The FDA categorizes medications based on safety for use during pregnancy. Five categories - A, B, C, D, and X, are used to classify the possible risks to an unborn baby when a medication is taken during pregnancy.
Becaplermin falls into category C. No studies have been done in animals, and no well-controlled studies have been done in pregnant women. Becaplermin should be given to a pregnant woman only if clearly needed.
Becaplermin and Lactation
Tell your doctor if you are breastfeeding or plan to breastfeed.
It is not known if becaplermin crosses into human milk. Because many medications can cross into human milk and because of the possibility for serious adverse reactions in nursing infants with use of this medication, a choice should be made whether to stop nursing or stop the use of this medication. Your doctor and you will decide if the benefits outweigh the risk of using becaplermin.
Use becaplermin gel exactly as prescribed.

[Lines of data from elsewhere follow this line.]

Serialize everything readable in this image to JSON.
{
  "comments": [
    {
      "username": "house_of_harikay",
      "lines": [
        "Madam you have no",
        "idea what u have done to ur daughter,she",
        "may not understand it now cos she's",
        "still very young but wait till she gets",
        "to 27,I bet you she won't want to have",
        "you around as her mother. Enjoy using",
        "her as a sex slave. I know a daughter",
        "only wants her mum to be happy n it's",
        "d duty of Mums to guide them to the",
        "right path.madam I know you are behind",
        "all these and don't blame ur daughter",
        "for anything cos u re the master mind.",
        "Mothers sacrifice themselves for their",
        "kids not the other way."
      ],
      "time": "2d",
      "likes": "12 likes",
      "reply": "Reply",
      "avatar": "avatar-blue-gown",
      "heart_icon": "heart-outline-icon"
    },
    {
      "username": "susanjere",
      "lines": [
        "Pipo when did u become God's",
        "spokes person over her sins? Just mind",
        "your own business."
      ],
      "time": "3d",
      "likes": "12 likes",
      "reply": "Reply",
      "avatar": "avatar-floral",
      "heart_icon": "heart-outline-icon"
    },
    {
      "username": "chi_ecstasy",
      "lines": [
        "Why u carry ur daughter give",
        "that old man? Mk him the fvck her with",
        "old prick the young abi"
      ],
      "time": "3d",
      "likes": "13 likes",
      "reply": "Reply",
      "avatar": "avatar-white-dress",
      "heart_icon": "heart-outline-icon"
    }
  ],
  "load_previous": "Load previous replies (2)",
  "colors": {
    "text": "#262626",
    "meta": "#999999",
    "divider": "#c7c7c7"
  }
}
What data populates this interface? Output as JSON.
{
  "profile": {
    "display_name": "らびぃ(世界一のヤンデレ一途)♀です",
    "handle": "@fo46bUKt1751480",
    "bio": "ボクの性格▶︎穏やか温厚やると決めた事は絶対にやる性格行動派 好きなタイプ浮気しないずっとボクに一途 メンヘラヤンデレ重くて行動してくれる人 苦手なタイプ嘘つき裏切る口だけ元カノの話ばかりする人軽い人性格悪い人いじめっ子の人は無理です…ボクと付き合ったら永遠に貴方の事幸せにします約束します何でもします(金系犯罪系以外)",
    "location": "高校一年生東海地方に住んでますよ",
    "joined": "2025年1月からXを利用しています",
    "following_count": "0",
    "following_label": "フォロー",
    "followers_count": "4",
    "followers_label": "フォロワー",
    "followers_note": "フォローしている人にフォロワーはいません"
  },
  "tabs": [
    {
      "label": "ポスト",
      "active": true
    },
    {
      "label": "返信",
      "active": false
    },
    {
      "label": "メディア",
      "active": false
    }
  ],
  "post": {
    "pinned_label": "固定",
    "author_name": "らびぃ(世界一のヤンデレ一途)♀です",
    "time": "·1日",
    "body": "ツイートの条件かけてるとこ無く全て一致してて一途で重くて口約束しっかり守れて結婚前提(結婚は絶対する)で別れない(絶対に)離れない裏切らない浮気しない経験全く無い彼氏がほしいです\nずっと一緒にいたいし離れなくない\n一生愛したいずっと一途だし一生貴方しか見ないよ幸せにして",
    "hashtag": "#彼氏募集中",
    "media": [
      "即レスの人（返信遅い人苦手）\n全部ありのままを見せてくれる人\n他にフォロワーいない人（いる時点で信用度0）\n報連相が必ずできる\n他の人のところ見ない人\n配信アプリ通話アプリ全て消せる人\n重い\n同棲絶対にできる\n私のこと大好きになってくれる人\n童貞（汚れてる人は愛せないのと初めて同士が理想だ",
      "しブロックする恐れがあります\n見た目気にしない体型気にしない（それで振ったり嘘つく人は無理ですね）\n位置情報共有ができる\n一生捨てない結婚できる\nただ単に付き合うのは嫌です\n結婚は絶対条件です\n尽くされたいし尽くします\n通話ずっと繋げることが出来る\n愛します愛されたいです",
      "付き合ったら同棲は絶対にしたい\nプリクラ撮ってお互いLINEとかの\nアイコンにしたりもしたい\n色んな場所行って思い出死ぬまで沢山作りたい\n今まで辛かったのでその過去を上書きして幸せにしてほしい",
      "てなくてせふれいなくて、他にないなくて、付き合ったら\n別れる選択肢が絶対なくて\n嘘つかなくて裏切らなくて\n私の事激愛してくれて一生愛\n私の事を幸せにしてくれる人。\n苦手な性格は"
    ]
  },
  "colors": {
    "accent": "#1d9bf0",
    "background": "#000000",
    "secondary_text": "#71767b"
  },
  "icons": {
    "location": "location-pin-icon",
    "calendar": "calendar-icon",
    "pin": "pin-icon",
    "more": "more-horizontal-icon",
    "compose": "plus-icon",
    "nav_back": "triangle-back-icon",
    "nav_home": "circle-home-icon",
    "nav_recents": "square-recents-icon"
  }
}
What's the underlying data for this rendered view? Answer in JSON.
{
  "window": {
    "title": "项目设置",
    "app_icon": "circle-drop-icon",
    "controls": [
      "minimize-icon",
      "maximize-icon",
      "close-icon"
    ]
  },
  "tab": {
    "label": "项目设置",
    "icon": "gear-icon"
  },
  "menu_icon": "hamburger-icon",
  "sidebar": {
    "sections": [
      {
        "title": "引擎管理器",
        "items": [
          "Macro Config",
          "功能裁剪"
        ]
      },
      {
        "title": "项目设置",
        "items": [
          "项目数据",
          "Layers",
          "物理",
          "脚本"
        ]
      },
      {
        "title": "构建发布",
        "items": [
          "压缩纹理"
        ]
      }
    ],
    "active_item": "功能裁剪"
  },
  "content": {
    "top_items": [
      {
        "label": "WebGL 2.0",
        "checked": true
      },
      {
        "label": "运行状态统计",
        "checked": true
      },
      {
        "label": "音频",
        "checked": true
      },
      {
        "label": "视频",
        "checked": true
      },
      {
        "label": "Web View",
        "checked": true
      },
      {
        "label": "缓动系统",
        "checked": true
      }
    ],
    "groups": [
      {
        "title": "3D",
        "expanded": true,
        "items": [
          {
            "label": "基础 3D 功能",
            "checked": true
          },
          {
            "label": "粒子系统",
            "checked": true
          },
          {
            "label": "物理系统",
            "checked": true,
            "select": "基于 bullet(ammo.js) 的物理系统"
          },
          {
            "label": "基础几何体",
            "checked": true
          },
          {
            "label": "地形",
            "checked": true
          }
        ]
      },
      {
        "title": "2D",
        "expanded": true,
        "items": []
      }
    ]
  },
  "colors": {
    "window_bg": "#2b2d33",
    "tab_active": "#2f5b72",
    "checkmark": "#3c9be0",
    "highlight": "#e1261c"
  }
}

Becaplermin comes as a gel to be applied to the skin and is used once a day until the ulcer is healed.
Becaplermin gel is used for skin ulcers only. Do not use becaplermin in your mouth, eyes, or vagina.
It is important to use becaplermin gel together with a program for ulcer care determined by your doctor.
To apply becaplermin gel:
- Wash your hands well first
- Carefully measure out the amount of gel your doctor told you to use.
- Squeeze the amount of gel needed on to a clean, firm, non-absorbable surface like wax paper. Do not let the tip of the tube touch the ulcer or any other surface. Close tube tightly after each use and store in refrigerator.
- Using a clean cotton swab, tongue depressor, or similar application aid, spread the gel in a thin layer over the surface of the ulcer.
- Cover the area with a saline-moistened gauze dressing.
- After about 12 hours, gently rinse the ulcer with saline or water to remove the rest of the gel. Cover the ulcer with a new saline-moistened gauze dressing. Do not apply any more gel.
If you miss a dose, be sure to make a follow up appointment.
Use this medication exactly as prescribed by your doctor. Follow the directions on your prescription label carefully.
The amount of becaplermin gel to be applied will vary depending upon the size of your ulcer. Your doctor will measure your ulcer to calculate the amount of gel you need to use.
Your doctor or wound care giver will check your ulcer every 1 or 2 weeks to determine if the amount of gel used needs to be changed.
If you use too much becaplermin, call your healthcare provider or local Poison Control Center, or seek emergency medical attention right away.
If becaplermin is administered by a healthcare provider in a medical setting, it is unlikely that an overdose will occur. However, if overdose is suspected, seek emergency medical attention.
Keep this and all medicines out of the reach of children.
Store becaplermin gel in the refrigerator (36°F to 46°F). Do not freeze it.
Becaplermin gel should not be used after the expiration date on the bottom end of the tube.
Throw away any becaplermin gel that is out of date or no longer needed for your treatment.
Becaplermin FDA Warning
Warning: Increased Rate of Mortality Secondary to Malignancy
An increased rate of mortality secondary to malignancy was observed in patients treated with 3 or more tubes of Regranex Gel in a postmarketing retrospective cohort study. Regranex Gel should only be used when the benefits can be expected to outweigh the risks. Regranex Gel should be used with caution in patients with known malignancy.